Sudanese Govt Rejects U.S. Accusations On Curbing Internet Freedoms
The US government has designated north Sudan as one of the countries which impose restrictions on access to the internet and monitor e-mail communication. In its 21 country reports on human rights practices, the U.S department of state singled out Sudan as one of the countries where human rights abuses were "especially serious," recounting details of numerous human rights violations committed nationwide by the country's government.
It also said that the country's national telecommunication cooperation, which is mandated to oversee internet content, blocked some websites which are deemed offensive to public morality, including regular blocking of the video-sharing website Youtube during April's elections and the Sudan vote monitor website.
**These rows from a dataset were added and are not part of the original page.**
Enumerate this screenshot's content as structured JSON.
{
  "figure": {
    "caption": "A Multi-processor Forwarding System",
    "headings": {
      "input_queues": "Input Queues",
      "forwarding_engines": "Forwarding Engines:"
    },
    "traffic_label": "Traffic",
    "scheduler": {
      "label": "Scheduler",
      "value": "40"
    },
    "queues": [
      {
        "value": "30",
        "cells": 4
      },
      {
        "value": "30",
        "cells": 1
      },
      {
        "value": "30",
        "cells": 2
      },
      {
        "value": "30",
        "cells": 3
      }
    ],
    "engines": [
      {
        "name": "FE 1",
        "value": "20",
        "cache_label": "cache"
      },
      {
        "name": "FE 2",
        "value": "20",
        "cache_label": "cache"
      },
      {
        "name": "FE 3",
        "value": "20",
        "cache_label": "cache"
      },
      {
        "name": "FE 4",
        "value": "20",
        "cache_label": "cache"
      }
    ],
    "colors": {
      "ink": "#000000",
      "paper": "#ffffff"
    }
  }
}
The report also accused the National Intelligence and Security Services (NISS), the country's official security authority, of reading e-mail messages between private citizens.
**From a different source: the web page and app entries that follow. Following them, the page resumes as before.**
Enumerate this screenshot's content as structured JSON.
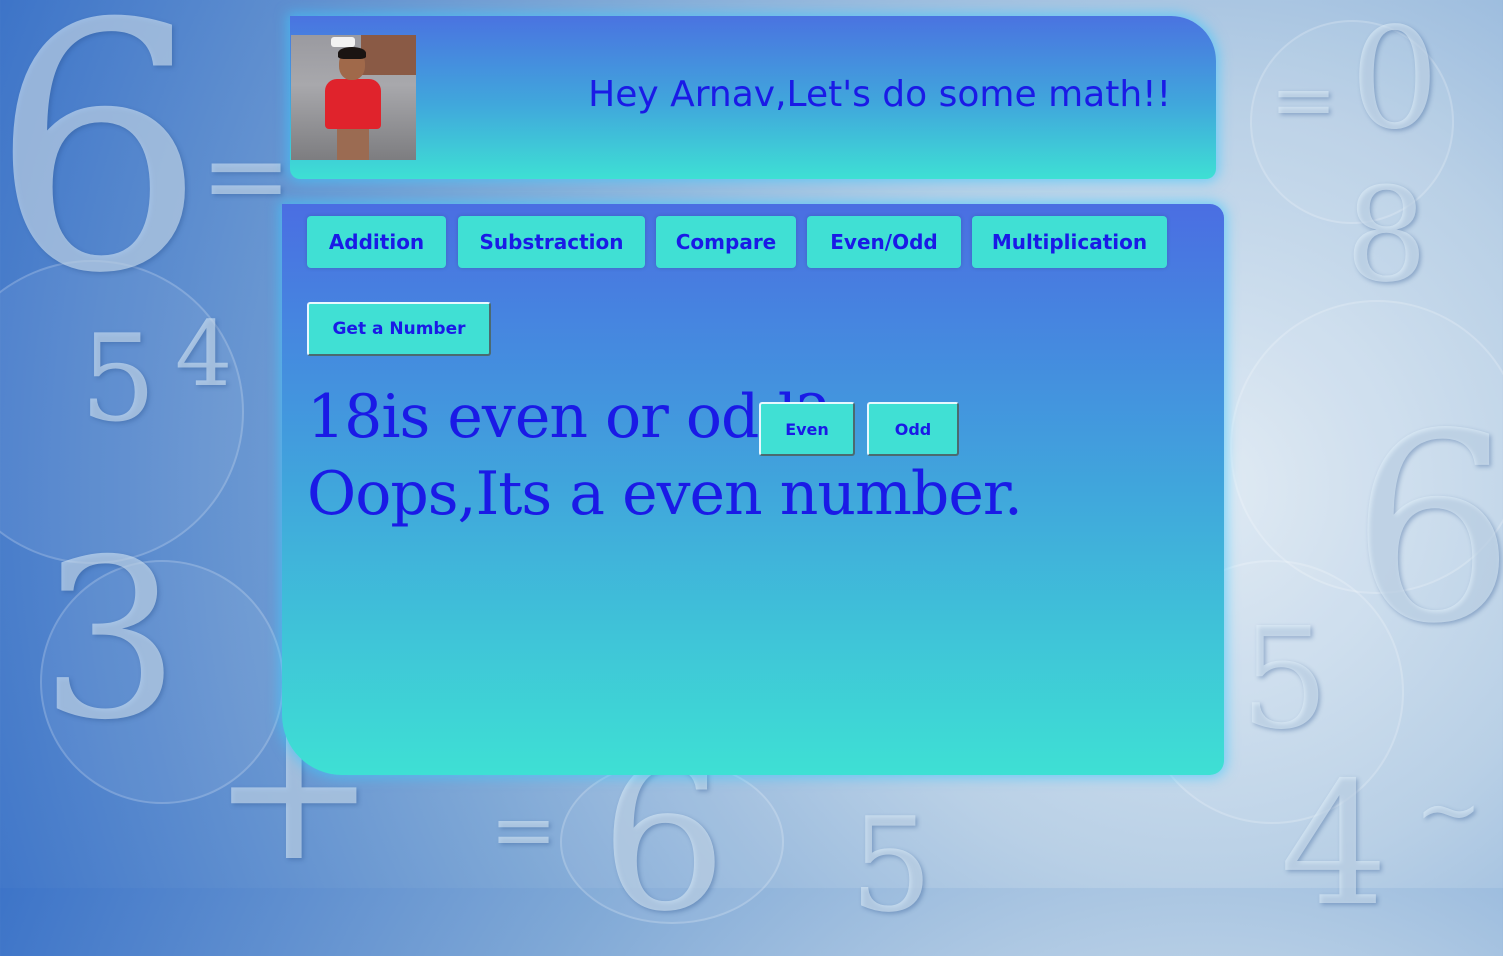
{
  "header": {
    "greeting": "Hey Arnav,Let's do some math!!"
  },
  "tabs": [
    {
      "label": "Addition"
    },
    {
      "label": "Substraction"
    },
    {
      "label": "Compare"
    },
    {
      "label": "Even/Odd"
    },
    {
      "label": "Multiplication"
    }
  ],
  "controls": {
    "get_number_label": "Get a Number",
    "even_label": "Even",
    "odd_label": "Odd"
  },
  "game": {
    "number": "18",
    "question_text": "is even or odd?",
    "result_text": "Oops,Its a even number."
  },
  "colors": {
    "text_accent": "#1a1ae6",
    "button_bg": "#40e0d4",
    "panel_top": "#4a6ee2",
    "panel_bottom": "#3ee0d4"
  }
}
But Sudan's foreign ministry rejected the report saying that Washington is the one violating the rights of the Sudanese people by blocking access to advance telecommunication technologies and access to some information on the web.
The ministry's spokesperson Khalid Moussa noted statements by former U.S. special envoy Scott Gration in which he criticized the sanctions as excessive. He stressed that even Sudanese opposition use Facebook for mobilizing demonstrations without restrictions by the government or any other party.
Last year the U.S administration eased internet sanctions on Sudan which is still under comprehensive U.S economic sanctions in connection to allegations of sponsoring terrorism and the atrocities committed in the western region of Darfur.
US technology firms are now be allowed to export online services such as instant messaging and social networks. In 2009 software giant Microsoft barred users in five countries, including Iran, Cuba and Sudan, from using instant messaging services. People trying to use the service received an error message.